● **PROBLEM**: In which lines of the data does the string "this" appear? Copy every one.

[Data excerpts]
┌──

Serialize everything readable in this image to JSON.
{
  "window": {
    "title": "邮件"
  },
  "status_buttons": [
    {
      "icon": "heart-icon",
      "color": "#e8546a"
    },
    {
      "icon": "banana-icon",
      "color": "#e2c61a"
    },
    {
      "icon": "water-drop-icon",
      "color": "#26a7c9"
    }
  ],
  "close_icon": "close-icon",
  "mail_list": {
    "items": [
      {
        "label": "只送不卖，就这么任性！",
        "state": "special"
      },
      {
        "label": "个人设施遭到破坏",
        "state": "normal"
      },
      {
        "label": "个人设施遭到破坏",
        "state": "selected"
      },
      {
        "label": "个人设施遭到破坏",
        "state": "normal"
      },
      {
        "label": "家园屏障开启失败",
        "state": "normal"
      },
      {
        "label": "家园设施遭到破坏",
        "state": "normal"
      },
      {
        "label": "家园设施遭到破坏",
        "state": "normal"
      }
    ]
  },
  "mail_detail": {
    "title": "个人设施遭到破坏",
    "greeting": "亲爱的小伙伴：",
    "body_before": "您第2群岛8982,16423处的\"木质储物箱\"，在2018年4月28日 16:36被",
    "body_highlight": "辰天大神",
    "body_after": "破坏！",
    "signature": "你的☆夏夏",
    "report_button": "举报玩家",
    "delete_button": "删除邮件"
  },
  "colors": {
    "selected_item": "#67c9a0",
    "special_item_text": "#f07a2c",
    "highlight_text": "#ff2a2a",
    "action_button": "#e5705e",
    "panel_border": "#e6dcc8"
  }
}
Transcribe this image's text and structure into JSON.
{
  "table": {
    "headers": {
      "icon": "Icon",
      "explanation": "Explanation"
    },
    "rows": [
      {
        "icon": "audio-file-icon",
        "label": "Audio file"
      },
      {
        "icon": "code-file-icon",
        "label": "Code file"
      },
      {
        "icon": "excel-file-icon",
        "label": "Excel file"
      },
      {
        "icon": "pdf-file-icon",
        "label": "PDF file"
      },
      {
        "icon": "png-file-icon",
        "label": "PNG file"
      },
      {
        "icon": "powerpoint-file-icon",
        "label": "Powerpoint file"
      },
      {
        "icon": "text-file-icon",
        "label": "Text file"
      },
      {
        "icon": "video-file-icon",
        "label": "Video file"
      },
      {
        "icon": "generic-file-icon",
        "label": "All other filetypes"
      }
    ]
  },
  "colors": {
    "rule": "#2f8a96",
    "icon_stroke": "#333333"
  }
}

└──

● **WRITTEN RESPONSE**:
Serialize everything readable in this image to JSON.
Transcribe this image's text and structure into JSON.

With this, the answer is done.